DIRECTIONS FOR THIS TASK » Each record has to be returned exactly as it appears.

PROVIDED DATA »
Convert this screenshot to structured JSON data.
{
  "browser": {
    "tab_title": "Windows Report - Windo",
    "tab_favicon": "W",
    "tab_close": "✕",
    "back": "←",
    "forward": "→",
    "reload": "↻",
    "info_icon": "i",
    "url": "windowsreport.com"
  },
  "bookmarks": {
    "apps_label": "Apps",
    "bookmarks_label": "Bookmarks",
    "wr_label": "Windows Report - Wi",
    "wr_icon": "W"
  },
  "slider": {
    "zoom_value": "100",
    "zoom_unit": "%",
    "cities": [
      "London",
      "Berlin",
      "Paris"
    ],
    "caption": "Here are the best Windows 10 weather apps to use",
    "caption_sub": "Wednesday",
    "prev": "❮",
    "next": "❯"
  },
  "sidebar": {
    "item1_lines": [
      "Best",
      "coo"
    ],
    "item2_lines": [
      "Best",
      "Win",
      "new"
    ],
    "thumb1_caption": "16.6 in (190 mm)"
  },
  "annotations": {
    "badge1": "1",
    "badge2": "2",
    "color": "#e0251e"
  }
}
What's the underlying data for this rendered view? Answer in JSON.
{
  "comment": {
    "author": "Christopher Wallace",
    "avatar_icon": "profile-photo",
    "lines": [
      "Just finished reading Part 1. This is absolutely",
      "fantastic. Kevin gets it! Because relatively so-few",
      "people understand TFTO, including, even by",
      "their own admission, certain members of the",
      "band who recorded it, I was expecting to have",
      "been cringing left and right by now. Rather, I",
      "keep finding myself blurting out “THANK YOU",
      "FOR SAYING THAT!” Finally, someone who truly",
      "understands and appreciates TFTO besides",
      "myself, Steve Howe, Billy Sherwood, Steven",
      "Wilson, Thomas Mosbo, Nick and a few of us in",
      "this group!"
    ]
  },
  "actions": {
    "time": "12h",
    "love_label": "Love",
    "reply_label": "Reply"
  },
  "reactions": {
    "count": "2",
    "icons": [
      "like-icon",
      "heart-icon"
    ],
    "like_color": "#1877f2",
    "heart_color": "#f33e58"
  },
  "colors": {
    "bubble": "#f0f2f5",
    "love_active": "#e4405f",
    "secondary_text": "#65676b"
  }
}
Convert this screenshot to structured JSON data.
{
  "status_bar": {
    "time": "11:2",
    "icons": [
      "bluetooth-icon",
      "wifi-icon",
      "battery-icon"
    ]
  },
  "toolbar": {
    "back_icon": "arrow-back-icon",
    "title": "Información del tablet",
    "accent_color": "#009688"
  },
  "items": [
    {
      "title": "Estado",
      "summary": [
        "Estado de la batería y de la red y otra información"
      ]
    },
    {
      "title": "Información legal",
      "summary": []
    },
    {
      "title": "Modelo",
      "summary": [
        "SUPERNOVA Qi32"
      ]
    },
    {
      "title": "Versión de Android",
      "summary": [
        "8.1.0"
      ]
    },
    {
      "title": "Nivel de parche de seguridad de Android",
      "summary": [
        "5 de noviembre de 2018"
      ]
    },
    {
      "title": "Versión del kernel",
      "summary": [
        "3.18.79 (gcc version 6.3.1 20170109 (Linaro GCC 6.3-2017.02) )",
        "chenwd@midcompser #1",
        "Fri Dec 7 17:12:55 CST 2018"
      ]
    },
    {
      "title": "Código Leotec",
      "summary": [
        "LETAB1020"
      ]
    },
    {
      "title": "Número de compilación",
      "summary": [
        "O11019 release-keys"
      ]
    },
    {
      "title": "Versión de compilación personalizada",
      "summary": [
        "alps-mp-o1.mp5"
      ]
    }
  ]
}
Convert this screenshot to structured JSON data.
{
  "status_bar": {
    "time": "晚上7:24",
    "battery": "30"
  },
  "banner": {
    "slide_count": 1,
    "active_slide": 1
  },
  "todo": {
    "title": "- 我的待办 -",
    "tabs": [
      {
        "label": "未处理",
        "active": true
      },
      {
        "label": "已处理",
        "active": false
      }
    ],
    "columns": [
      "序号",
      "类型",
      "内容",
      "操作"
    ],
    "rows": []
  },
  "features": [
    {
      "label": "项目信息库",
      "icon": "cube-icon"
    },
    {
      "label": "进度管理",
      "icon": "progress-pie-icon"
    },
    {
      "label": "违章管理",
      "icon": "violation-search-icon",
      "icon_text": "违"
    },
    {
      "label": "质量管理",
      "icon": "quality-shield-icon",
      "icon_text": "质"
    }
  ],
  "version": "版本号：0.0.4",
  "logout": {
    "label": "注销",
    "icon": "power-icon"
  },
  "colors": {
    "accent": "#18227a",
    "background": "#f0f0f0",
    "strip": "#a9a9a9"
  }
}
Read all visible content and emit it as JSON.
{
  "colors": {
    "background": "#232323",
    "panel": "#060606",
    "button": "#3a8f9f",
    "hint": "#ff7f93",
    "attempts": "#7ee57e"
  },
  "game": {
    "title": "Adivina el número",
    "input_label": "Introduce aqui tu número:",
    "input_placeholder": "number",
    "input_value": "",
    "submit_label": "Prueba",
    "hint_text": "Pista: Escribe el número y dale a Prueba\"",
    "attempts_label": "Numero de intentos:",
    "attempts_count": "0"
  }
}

SOLUTION FOR THIS PROBLEM »
Convert this screenshot to structured JSON data.
{
  "browser": {
    "tab_title": "Windows Report - Windo",
    "tab_favicon": "W",
    "tab_close": "✕",
    "back": "←",
    "forward": "→",
    "reload": "↻",
    "info_icon": "i",
    "url": "windowsreport.com"
  },
  "bookmarks": {
    "apps_label": "Apps",
    "bookmarks_label": "Bookmarks",
    "wr_label": "Windows Report - Wi",
    "wr_icon": "W"
  },
  "slider": {
    "zoom_value": "100",
    "zoom_unit": "%",
    "cities": [
      "London",
      "Berlin",
      "Paris"
    ],
    "caption": "Here are the best Windows 10 weather apps to use",
    "caption_sub": "Wednesday",
    "prev": "❮",
    "next": "❯"
  },
  "sidebar": {
    "item1_lines": [
      "Best",
      "coo"
    ],
    "item2_lines": [
      "Best",
      "Win",
      "new"
    ],
    "thumb1_caption": "16.6 in (190 mm)"
  },
  "annotations": {
    "badge1": "1",
    "badge2": "2",
    "color": "#e0251e"
  }
}
What's the underlying data for this rendered view? Answer in JSON.
{
  "comment": {
    "author": "Christopher Wallace",
    "avatar_icon": "profile-photo",
    "lines": [
      "Just finished reading Part 1. This is absolutely",
      "fantastic. Kevin gets it! Because relatively so-few",
      "people understand TFTO, including, even by",
      "their own admission, certain members of the",
      "band who recorded it, I was expecting to have",
      "been cringing left and right by now. Rather, I",
      "keep finding myself blurting out “THANK YOU",
      "FOR SAYING THAT!” Finally, someone who truly",
      "understands and appreciates TFTO besides",
      "myself, Steve Howe, Billy Sherwood, Steven",
      "Wilson, Thomas Mosbo, Nick and a few of us in",
      "this group!"
    ]
  },
  "actions": {
    "time": "12h",
    "love_label": "Love",
    "reply_label": "Reply"
  },
  "reactions": {
    "count": "2",
    "icons": [
      "like-icon",
      "heart-icon"
    ],
    "like_color": "#1877f2",
    "heart_color": "#f33e58"
  },
  "colors": {
    "bubble": "#f0f2f5",
    "love_active": "#e4405f",
    "secondary_text": "#65676b"
  }
}
Convert this screenshot to structured JSON data.
{
  "status_bar": {
    "time": "11:2",
    "icons": [
      "bluetooth-icon",
      "wifi-icon",
      "battery-icon"
    ]
  },
  "toolbar": {
    "back_icon": "arrow-back-icon",
    "title": "Información del tablet",
    "accent_color": "#009688"
  },
  "items": [
    {
      "title": "Estado",
      "summary": [
        "Estado de la batería y de la red y otra información"
      ]
    },
    {
      "title": "Información legal",
      "summary": []
    },
    {
      "title": "Modelo",
      "summary": [
        "SUPERNOVA Qi32"
      ]
    },
    {
      "title": "Versión de Android",
      "summary": [
        "8.1.0"
      ]
    },
    {
      "title": "Nivel de parche de seguridad de Android",
      "summary": [
        "5 de noviembre de 2018"
      ]
    },
    {
      "title": "Versión del kernel",
      "summary": [
        "3.18.79 (gcc version 6.3.1 20170109 (Linaro GCC 6.3-2017.02) )",
        "chenwd@midcompser #1",
        "Fri Dec 7 17:12:55 CST 2018"
      ]
    },
    {
      "title": "Código Leotec",
      "summary": [
        "LETAB1020"
      ]
    },
    {
      "title": "Número de compilación",
      "summary": [
        "O11019 release-keys"
      ]
    },
    {
      "title": "Versión de compilación personalizada",
      "summary": [
        "alps-mp-o1.mp5"
      ]
    }
  ]
}
Convert this screenshot to structured JSON data.
{
  "status_bar": {
    "time": "晚上7:24",
    "battery": "30"
  },
  "banner": {
    "slide_count": 1,
    "active_slide": 1
  },
  "todo": {
    "title": "- 我的待办 -",
    "tabs": [
      {
        "label": "未处理",
        "active": true
      },
      {
        "label": "已处理",
        "active": false
      }
    ],
    "columns": [
      "序号",
      "类型",
      "内容",
      "操作"
    ],
    "rows": []
  },
  "features": [
    {
      "label": "项目信息库",
      "icon": "cube-icon"
    },
    {
      "label": "进度管理",
      "icon": "progress-pie-icon"
    },
    {
      "label": "违章管理",
      "icon": "violation-search-icon",
      "icon_text": "违"
    },
    {
      "label": "质量管理",
      "icon": "quality-shield-icon",
      "icon_text": "质"
    }
  ],
  "version": "版本号：0.0.4",
  "logout": {
    "label": "注销",
    "icon": "power-icon"
  },
  "colors": {
    "accent": "#18227a",
    "background": "#f0f0f0",
    "strip": "#a9a9a9"
  }
}
Read all visible content and emit it as JSON.
{
  "colors": {
    "background": "#232323",
    "panel": "#060606",
    "button": "#3a8f9f",
    "hint": "#ff7f93",
    "attempts": "#7ee57e"
  },
  "game": {
    "title": "Adivina el número",
    "input_label": "Introduce aqui tu número:",
    "input_placeholder": "number",
    "input_value": "",
    "submit_label": "Prueba",
    "hint_text": "Pista: Escribe el número y dale a Prueba\"",
    "attempts_label": "Numero de intentos:",
    "attempts_count": "0"
  }
}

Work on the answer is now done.